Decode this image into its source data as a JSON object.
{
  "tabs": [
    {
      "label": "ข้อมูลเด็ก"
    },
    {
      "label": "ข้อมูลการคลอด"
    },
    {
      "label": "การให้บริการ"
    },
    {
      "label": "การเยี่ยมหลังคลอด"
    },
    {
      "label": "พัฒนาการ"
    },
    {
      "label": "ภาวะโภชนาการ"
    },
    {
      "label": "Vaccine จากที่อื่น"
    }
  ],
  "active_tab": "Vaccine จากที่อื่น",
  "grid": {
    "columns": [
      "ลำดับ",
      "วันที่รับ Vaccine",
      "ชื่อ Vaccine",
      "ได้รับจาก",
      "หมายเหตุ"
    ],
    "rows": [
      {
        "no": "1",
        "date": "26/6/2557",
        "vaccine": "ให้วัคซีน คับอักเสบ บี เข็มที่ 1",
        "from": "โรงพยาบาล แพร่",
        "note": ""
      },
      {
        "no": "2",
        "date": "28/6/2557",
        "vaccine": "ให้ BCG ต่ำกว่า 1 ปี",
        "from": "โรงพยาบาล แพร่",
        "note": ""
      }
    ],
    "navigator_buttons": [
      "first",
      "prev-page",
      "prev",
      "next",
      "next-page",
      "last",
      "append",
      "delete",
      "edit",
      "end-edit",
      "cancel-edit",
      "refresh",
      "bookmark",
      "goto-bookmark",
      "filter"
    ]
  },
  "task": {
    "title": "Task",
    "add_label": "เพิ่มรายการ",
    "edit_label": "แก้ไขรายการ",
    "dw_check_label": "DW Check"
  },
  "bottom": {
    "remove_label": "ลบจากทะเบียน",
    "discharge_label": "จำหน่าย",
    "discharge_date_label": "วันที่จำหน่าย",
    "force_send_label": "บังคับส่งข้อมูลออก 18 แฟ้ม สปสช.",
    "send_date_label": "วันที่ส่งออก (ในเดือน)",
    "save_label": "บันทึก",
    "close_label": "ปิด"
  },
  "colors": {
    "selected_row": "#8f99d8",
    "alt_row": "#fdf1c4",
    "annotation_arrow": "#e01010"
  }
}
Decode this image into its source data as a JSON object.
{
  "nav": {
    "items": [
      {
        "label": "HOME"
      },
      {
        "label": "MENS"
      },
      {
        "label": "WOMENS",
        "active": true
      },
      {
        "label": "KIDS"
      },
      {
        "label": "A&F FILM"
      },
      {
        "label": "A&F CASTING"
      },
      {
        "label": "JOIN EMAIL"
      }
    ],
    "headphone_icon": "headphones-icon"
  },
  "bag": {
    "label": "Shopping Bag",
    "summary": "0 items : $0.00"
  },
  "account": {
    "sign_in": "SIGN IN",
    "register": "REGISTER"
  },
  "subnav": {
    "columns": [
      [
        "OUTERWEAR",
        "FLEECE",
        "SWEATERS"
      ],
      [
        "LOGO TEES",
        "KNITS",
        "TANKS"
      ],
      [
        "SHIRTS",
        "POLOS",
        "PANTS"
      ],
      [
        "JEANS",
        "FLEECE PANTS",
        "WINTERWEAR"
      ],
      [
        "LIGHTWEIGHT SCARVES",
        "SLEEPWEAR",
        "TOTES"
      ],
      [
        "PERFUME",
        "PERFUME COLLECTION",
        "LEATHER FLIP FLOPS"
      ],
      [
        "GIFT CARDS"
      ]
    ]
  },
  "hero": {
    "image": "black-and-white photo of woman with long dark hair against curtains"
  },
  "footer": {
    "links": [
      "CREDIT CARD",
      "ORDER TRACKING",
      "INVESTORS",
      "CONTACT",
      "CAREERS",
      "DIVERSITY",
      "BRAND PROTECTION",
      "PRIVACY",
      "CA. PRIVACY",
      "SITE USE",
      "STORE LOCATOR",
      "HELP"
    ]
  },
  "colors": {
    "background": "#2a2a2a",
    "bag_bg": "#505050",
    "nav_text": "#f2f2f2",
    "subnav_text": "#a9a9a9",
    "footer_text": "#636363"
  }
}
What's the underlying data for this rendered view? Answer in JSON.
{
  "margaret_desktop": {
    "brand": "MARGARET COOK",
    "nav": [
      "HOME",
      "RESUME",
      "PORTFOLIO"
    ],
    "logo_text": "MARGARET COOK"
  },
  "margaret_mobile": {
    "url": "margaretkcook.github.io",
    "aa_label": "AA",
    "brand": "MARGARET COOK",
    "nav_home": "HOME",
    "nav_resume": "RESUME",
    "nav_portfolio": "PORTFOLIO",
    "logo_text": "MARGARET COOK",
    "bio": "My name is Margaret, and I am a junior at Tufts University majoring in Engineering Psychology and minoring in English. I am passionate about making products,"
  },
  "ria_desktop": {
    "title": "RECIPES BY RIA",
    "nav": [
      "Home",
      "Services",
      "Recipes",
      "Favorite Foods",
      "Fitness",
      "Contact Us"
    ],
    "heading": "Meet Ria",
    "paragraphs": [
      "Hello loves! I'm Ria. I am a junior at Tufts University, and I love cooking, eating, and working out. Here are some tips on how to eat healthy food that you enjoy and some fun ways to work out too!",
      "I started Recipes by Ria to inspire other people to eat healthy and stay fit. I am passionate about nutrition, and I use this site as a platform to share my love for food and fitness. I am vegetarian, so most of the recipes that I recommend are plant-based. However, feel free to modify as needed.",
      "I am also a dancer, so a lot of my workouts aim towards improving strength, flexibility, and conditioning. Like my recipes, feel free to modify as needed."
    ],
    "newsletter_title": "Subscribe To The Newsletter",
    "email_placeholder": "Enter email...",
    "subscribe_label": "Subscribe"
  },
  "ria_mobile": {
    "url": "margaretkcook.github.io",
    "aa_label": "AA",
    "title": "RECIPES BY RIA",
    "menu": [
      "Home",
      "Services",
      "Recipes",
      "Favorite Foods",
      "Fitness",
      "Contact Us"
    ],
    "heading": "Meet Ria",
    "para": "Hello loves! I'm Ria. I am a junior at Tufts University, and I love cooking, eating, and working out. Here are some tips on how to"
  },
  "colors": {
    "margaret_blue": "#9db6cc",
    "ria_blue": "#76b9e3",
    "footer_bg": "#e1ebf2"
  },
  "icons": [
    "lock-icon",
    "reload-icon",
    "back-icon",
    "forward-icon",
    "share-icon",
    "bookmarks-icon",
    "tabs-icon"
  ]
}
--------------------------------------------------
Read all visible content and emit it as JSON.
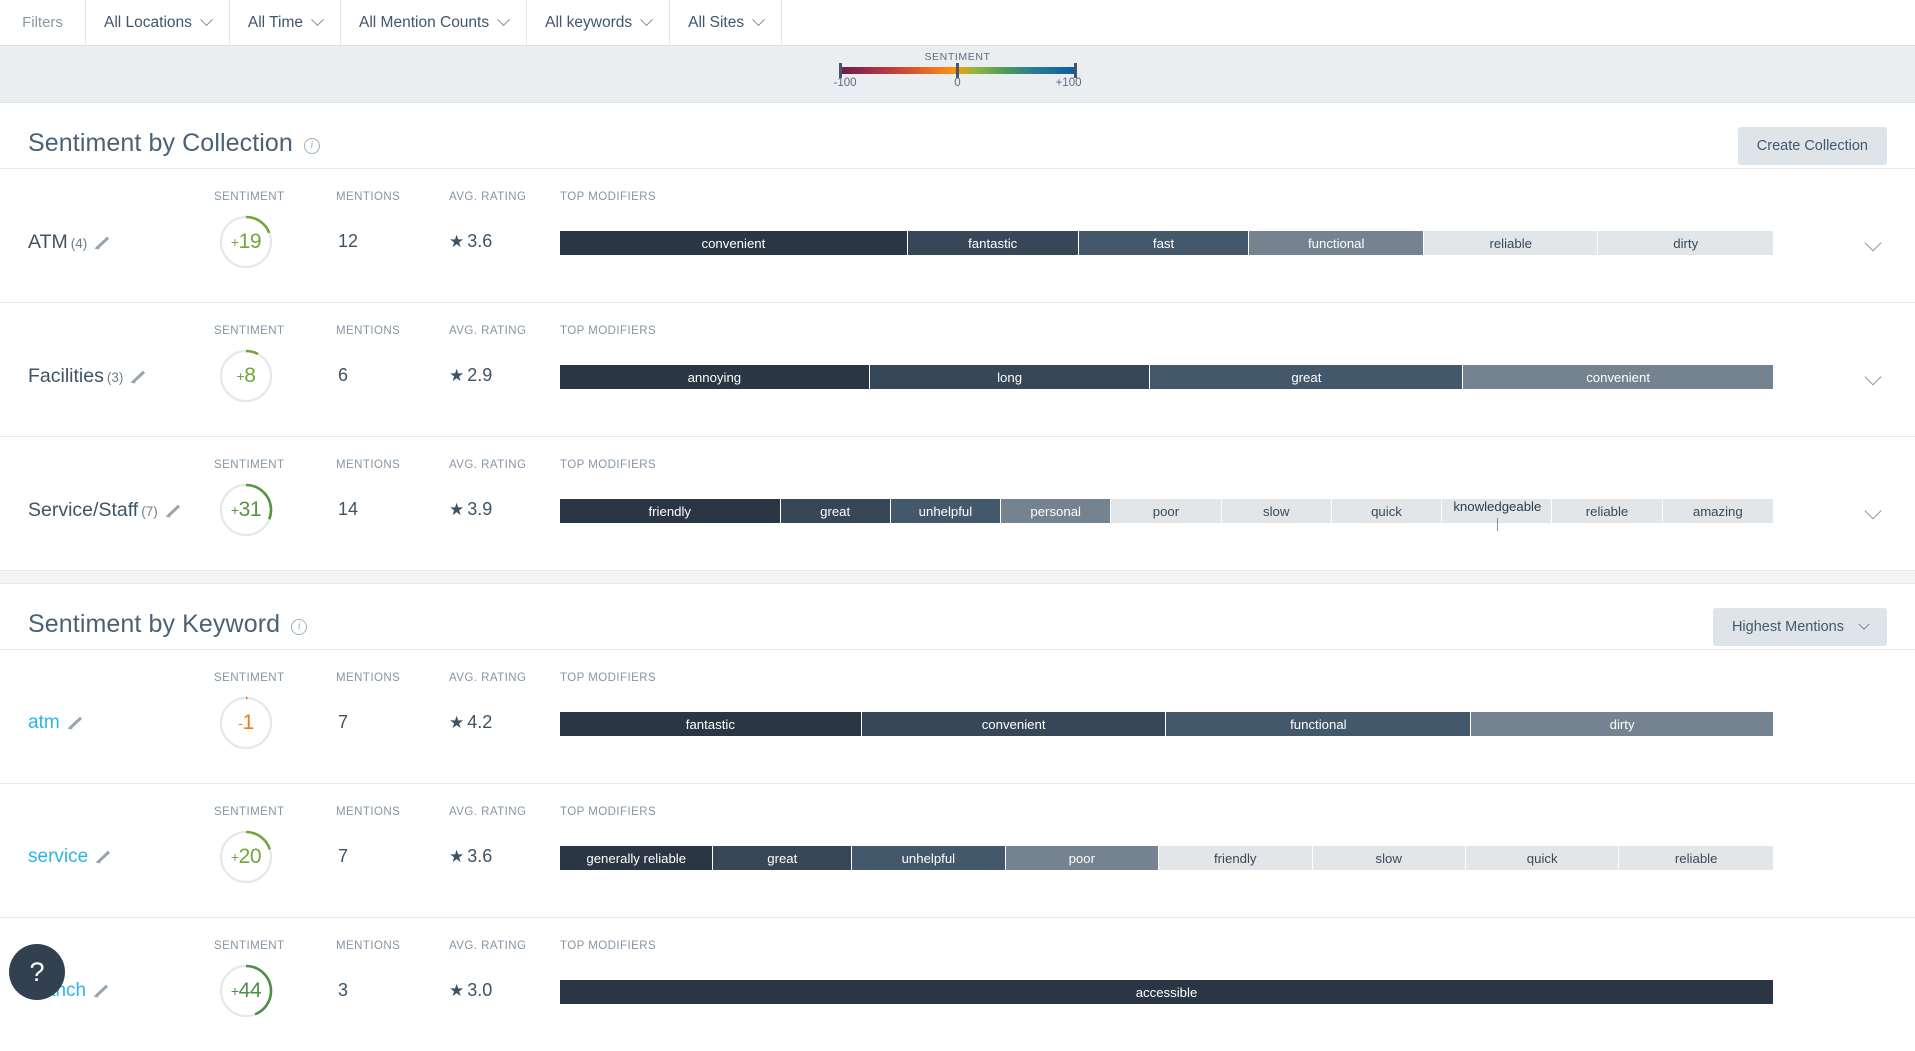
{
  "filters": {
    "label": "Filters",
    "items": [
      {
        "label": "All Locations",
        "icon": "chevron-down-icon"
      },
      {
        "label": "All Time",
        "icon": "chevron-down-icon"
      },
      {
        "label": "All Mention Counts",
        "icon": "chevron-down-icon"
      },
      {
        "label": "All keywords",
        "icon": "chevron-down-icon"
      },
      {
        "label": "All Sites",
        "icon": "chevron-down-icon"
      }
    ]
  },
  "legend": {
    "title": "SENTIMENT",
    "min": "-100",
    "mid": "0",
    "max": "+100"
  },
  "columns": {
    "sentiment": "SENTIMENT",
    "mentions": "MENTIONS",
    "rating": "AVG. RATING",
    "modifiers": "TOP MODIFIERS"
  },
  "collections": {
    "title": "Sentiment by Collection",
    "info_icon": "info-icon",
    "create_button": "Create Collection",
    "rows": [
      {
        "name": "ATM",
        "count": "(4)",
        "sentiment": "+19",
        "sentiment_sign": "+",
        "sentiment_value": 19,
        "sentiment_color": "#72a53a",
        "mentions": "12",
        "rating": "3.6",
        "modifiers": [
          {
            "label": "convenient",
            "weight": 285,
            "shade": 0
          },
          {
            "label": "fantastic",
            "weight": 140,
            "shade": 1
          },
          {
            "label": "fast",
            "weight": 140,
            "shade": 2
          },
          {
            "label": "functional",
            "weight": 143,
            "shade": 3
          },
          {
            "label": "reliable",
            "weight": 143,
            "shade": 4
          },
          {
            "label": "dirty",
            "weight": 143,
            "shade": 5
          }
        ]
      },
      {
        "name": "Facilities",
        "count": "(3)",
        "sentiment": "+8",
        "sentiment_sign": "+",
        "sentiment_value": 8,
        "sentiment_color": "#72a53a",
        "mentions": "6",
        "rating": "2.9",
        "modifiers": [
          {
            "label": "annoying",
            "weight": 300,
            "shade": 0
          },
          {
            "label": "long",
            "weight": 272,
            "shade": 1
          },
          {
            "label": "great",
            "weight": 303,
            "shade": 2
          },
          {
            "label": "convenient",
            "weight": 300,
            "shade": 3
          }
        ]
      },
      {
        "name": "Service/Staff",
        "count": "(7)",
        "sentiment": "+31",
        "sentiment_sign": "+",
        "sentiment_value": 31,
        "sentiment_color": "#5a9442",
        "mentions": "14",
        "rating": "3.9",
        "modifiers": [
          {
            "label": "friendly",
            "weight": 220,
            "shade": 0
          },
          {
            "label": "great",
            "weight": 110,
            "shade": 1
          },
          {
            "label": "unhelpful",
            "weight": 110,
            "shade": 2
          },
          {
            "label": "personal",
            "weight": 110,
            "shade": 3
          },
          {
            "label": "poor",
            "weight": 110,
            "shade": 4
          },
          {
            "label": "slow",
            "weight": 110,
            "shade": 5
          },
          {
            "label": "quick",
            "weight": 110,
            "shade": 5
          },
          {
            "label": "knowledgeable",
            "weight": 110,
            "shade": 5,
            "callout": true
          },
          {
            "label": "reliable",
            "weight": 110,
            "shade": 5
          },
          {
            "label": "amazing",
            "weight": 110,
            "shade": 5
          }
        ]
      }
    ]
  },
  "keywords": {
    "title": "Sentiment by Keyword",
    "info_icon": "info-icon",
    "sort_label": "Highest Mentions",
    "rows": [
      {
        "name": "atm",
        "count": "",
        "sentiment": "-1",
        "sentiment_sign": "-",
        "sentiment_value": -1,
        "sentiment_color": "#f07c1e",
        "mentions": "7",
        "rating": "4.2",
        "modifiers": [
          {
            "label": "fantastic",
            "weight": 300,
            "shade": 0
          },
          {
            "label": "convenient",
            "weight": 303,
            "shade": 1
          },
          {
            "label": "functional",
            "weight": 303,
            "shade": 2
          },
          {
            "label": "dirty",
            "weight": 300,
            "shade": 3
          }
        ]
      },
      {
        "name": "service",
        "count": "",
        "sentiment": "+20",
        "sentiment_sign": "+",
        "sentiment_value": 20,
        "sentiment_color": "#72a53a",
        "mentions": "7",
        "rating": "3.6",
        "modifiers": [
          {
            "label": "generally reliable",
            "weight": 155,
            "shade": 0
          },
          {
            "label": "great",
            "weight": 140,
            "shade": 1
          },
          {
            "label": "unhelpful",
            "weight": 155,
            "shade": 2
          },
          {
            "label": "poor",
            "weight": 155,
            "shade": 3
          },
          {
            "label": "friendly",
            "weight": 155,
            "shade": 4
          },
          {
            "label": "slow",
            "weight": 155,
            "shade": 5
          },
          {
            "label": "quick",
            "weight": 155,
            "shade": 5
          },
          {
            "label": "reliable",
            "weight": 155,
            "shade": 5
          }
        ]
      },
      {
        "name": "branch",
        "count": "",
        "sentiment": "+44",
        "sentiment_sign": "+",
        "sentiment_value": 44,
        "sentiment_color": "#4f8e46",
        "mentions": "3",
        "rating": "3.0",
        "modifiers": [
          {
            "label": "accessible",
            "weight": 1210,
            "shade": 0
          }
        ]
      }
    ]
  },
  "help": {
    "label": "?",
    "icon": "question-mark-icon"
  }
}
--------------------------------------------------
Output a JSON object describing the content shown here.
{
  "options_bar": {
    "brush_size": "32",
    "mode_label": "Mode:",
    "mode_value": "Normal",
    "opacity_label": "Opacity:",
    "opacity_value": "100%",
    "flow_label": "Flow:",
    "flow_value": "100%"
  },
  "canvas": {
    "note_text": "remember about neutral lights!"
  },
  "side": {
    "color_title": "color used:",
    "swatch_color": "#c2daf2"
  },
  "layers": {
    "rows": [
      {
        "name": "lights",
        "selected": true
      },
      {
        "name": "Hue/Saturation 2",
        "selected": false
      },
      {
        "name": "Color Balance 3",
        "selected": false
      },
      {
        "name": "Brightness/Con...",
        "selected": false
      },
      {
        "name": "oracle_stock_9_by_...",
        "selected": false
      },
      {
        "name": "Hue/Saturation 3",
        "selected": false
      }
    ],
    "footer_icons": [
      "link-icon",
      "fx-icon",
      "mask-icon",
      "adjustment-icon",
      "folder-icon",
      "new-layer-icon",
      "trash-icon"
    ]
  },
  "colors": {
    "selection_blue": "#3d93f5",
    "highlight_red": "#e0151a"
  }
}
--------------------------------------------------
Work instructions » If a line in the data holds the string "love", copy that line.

Solution for this exercise »
      "Hello loves! I'm Ria. I am a junior at Tufts University, and I love cooking, eating, and working out. Here are some tips on how to eat healthy food that you enjoy and some fun ways to work out too!",
      "I started Recipes by Ria to inspire other people to eat healthy and stay fit. I am passionate about nutrition, and I use this site as a platform to share my love for food and fitness. I am vegetarian, so most of the recipes that I recommend are plant-based. However, feel free to modify as needed.",
    "para": "Hello loves! I'm Ria. I am a junior at Tufts University, and I love cooking, eating, and working out. Here are some tips on how to"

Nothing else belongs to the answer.